CES 2013 | Intel presents its first "Bay Trail" processor and a quad-core Atom Z2420 for smartphones
Working For Notebookcheck
Are you a loyal reader of notebookcheck? Are you a techie who knows how to write? Then join our Team!
News Editor, Review Editor (Smartphones) - Details here
"Cheaper and more economical" summarizes the atmosphere this year at Intel's CES 2013 keynote. For emerging markets, Intel has announced new budget smartphones based on the reference design of the Lexington Atom platform. Called the Atom Z2420, the CPU will support HSPA+ and XMM 6265 connectivity for compatibility in markets such as China, India, and Latin America. Unlike the 2.0 GHz Medfield Atom Z2460 in the Motorola Razr i, the Atom Z2420 is expected to operate at only 1.2 GHz.
For tablet PCs, Intel intends to introduce 22 nm Bay Trail CPU cores and even showed off some reference tablet designs from Compal and Pegatron. Bay Trail is expected to give twice the performance of the current Clover Trail generation and should launch later this summer.
Leaked Intel slides also reveal Bay Trail-T with Valley View-T processors for tablets, Bay Trail-M with Valley View-M processors for phones, and Bay Trail-D with Valley View-D processor for low-power desktos. The ULV T, M, and D CPUs are rumored to have a TDP of only 3 W, 4 to 6.5 W, and 12 W, respectively.
Though Intel has promised 7 Watt TDP Core i processors in the past, the ULV model has yet to come to fruition. Last December saw quiet announcements of a highly energy-efficient Mobile Y processor range from Intel. A few processors from the family were leaked, including the Pentium 2129Y (Y-L1), Core i3-3229Y (Y-T1), Core i5-3339Y (Y-T3), Core i5-3439Y (Y-MS1), and Core i7-3689Y (Y-MS3). Claims of the future 7 W CPU were not entirely true, but performance is still expected to be about 5 times higher than the Tegra 3. Intel says the new chips will make its way to a yet-to-be-announced convertible tablet from Acer.

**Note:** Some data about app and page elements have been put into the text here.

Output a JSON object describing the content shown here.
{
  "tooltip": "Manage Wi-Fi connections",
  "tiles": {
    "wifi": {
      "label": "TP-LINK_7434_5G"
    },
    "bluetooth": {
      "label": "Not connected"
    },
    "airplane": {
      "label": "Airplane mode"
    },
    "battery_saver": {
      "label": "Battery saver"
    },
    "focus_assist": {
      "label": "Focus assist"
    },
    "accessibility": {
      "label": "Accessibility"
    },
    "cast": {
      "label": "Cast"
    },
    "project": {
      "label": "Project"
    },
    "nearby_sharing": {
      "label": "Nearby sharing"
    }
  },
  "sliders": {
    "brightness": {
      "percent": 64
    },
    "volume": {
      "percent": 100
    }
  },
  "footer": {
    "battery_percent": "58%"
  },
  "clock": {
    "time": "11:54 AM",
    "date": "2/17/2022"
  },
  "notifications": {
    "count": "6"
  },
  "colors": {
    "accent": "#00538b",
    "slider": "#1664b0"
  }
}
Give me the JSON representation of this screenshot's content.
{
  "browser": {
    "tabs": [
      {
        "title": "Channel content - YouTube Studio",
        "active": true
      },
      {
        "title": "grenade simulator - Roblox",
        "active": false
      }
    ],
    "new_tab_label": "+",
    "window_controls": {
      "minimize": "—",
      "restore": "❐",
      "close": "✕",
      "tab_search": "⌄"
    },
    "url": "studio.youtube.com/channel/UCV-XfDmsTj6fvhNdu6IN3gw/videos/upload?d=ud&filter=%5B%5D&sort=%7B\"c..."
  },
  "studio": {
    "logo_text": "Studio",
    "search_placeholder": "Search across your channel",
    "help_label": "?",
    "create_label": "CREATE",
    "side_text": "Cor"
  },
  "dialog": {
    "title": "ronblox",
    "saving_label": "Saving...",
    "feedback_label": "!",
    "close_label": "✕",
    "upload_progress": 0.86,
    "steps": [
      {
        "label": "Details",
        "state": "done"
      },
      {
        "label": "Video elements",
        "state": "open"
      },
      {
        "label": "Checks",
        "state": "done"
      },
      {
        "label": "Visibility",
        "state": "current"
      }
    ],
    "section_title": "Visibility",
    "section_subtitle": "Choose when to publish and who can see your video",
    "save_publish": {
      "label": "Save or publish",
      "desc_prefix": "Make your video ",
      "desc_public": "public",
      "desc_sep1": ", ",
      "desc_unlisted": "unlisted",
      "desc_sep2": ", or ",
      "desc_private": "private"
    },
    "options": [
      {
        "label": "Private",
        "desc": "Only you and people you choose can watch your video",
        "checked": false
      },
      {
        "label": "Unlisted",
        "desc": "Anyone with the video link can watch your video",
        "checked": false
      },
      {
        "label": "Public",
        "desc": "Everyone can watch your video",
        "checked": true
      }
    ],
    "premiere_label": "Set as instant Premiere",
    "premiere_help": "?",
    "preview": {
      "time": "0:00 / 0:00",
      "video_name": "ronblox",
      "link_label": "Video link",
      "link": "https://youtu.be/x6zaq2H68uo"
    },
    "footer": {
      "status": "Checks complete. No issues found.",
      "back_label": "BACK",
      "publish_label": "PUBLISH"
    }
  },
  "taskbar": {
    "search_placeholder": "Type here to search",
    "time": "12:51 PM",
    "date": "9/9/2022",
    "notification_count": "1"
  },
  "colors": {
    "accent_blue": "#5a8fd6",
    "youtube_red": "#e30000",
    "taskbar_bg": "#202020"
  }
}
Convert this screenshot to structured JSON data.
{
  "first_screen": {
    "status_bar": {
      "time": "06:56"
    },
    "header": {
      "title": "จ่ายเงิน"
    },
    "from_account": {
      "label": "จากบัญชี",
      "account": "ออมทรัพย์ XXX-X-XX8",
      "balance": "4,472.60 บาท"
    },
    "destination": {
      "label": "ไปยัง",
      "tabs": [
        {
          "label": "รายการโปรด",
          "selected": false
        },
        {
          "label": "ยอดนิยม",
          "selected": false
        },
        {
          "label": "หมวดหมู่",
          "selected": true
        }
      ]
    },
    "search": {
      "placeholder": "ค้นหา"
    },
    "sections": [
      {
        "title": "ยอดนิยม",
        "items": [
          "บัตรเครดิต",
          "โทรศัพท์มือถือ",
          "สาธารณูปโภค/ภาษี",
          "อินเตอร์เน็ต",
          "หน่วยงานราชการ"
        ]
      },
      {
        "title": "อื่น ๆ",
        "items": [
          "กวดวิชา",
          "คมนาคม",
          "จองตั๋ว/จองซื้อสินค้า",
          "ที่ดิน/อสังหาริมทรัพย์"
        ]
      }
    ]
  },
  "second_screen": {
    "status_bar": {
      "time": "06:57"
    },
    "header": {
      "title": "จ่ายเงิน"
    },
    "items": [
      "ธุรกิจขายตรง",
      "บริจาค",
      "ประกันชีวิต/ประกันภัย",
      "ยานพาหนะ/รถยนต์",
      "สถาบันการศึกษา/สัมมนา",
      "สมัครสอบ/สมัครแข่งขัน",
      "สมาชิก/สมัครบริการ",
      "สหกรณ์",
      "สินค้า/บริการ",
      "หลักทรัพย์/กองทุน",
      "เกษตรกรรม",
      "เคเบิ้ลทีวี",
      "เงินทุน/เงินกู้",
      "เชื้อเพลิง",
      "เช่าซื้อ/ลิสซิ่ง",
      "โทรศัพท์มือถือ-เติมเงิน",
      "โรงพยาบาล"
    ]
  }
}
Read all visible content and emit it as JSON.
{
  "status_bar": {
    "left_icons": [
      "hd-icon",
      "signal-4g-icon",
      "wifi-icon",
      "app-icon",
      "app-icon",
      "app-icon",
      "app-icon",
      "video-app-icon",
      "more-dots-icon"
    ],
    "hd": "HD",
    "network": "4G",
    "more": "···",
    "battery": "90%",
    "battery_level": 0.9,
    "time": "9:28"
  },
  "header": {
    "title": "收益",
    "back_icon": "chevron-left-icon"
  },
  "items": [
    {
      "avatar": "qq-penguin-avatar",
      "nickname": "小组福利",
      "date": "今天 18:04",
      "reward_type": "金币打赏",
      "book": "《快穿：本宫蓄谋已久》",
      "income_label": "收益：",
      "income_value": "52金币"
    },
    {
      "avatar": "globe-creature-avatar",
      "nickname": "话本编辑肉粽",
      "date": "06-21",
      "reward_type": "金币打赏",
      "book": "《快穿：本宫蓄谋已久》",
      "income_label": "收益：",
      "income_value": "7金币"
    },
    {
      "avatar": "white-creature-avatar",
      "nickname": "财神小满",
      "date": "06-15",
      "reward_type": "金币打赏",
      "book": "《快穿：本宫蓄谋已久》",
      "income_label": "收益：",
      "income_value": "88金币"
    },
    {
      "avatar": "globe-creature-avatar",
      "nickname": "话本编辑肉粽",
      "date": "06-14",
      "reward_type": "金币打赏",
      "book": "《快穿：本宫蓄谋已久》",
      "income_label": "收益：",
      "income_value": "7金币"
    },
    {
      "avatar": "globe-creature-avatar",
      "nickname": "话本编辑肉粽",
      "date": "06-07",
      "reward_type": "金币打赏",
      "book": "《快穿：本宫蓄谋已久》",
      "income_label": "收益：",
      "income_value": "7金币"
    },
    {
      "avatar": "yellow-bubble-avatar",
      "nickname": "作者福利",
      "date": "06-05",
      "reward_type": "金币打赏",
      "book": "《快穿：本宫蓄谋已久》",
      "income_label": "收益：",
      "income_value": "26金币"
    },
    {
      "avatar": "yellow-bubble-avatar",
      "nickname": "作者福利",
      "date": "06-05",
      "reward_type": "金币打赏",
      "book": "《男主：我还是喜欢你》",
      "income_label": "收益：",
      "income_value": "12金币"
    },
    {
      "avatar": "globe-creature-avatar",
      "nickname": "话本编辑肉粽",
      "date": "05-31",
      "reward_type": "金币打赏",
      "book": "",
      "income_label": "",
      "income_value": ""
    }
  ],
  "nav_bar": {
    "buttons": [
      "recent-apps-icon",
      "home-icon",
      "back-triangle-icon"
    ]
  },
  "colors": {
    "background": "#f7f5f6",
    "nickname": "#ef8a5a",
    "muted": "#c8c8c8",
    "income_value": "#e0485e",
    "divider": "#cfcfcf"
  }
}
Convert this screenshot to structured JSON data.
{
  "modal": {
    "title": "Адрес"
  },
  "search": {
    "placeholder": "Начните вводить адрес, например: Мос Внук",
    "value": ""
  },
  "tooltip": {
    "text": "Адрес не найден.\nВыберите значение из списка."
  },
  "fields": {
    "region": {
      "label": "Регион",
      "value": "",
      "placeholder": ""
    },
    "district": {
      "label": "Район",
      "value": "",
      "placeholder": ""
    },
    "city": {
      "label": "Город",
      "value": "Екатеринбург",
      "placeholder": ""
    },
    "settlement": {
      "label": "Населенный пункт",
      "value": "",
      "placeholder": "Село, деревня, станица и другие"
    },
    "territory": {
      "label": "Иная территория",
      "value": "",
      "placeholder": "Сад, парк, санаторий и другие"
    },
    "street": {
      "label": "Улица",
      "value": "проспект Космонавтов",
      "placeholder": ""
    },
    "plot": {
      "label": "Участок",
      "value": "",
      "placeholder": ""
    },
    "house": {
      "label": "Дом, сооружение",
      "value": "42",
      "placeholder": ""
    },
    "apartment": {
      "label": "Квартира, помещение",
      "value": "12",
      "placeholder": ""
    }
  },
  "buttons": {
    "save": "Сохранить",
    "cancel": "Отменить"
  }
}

Finally, Intel revealed additional details on its upcoming Haswell generation for Ultrabooks. The 4th generation of Core ix CPUs will give a significant increase in battery life and will bring a "leap forward" to Ultrabook design. As an example, Intel presented a convertible Ultrabook reference design with a claimed 13 hour and 10 hour battery life in notebook and tablet mode, respectively. Intel also promises Ultrabooks to continue dropping in price to even sub $600 levels. Further demonstrations of touchscreen capabilities, facial recognition, and gesture controls ensued.